▶ _Assignment_
Give back every record below, character for character.

▶ _Supplied material_
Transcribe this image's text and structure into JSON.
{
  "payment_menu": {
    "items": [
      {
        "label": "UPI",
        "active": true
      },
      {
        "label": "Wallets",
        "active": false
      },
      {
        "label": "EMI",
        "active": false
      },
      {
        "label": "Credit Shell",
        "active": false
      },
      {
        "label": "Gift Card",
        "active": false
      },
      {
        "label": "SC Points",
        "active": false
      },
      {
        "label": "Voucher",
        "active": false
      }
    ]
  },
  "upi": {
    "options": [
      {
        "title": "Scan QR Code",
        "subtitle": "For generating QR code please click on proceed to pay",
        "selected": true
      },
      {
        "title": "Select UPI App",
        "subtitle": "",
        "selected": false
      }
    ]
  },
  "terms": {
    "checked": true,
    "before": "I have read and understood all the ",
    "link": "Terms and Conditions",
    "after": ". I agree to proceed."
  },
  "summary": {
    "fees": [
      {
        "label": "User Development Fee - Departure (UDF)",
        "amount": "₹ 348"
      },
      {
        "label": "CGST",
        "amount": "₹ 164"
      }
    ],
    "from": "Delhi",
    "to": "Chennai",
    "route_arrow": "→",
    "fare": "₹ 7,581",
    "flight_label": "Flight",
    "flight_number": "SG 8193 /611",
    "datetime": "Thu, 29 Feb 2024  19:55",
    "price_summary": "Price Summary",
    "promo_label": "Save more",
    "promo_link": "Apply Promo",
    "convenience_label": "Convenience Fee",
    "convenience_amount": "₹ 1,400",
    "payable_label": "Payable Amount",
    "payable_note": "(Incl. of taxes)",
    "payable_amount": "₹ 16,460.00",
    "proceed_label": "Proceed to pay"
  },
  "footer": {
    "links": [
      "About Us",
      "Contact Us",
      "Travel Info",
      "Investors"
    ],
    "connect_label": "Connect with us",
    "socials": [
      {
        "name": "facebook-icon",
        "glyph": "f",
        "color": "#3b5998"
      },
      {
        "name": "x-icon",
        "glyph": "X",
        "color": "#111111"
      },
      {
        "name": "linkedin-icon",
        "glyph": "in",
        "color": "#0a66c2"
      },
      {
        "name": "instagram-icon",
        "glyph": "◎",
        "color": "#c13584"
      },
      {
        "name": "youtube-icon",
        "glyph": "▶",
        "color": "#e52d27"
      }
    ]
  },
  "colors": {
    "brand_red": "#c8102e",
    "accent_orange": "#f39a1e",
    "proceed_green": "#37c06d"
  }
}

▶ _Result for this exercise_
Transcribe this image's text and structure into JSON.
{
  "payment_menu": {
    "items": [
      {
        "label": "UPI",
        "active": true
      },
      {
        "label": "Wallets",
        "active": false
      },
      {
        "label": "EMI",
        "active": false
      },
      {
        "label": "Credit Shell",
        "active": false
      },
      {
        "label": "Gift Card",
        "active": false
      },
      {
        "label": "SC Points",
        "active": false
      },
      {
        "label": "Voucher",
        "active": false
      }
    ]
  },
  "upi": {
    "options": [
      {
        "title": "Scan QR Code",
        "subtitle": "For generating QR code please click on proceed to pay",
        "selected": true
      },
      {
        "title": "Select UPI App",
        "subtitle": "",
        "selected": false
      }
    ]
  },
  "terms": {
    "checked": true,
    "before": "I have read and understood all the ",
    "link": "Terms and Conditions",
    "after": ". I agree to proceed."
  },
  "summary": {
    "fees": [
      {
        "label": "User Development Fee - Departure (UDF)",
        "amount": "₹ 348"
      },
      {
        "label": "CGST",
        "amount": "₹ 164"
      }
    ],
    "from": "Delhi",
    "to": "Chennai",
    "route_arrow": "→",
    "fare": "₹ 7,581",
    "flight_label": "Flight",
    "flight_number": "SG 8193 /611",
    "datetime": "Thu, 29 Feb 2024  19:55",
    "price_summary": "Price Summary",
    "promo_label": "Save more",
    "promo_link": "Apply Promo",
    "convenience_label": "Convenience Fee",
    "convenience_amount": "₹ 1,400",
    "payable_label": "Payable Amount",
    "payable_note": "(Incl. of taxes)",
    "payable_amount": "₹ 16,460.00",
    "proceed_label": "Proceed to pay"
  },
  "footer": {
    "links": [
      "About Us",
      "Contact Us",
      "Travel Info",
      "Investors"
    ],
    "connect_label": "Connect with us",
    "socials": [
      {
        "name": "facebook-icon",
        "glyph": "f",
        "color": "#3b5998"
      },
      {
        "name": "x-icon",
        "glyph": "X",
        "color": "#111111"
      },
      {
        "name": "linkedin-icon",
        "glyph": "in",
        "color": "#0a66c2"
      },
      {
        "name": "instagram-icon",
        "glyph": "◎",
        "color": "#c13584"
      },
      {
        "name": "youtube-icon",
        "glyph": "▶",
        "color": "#e52d27"
      }
    ]
  },
  "colors": {
    "brand_red": "#c8102e",
    "accent_orange": "#f39a1e",
    "proceed_green": "#37c06d"
  }
}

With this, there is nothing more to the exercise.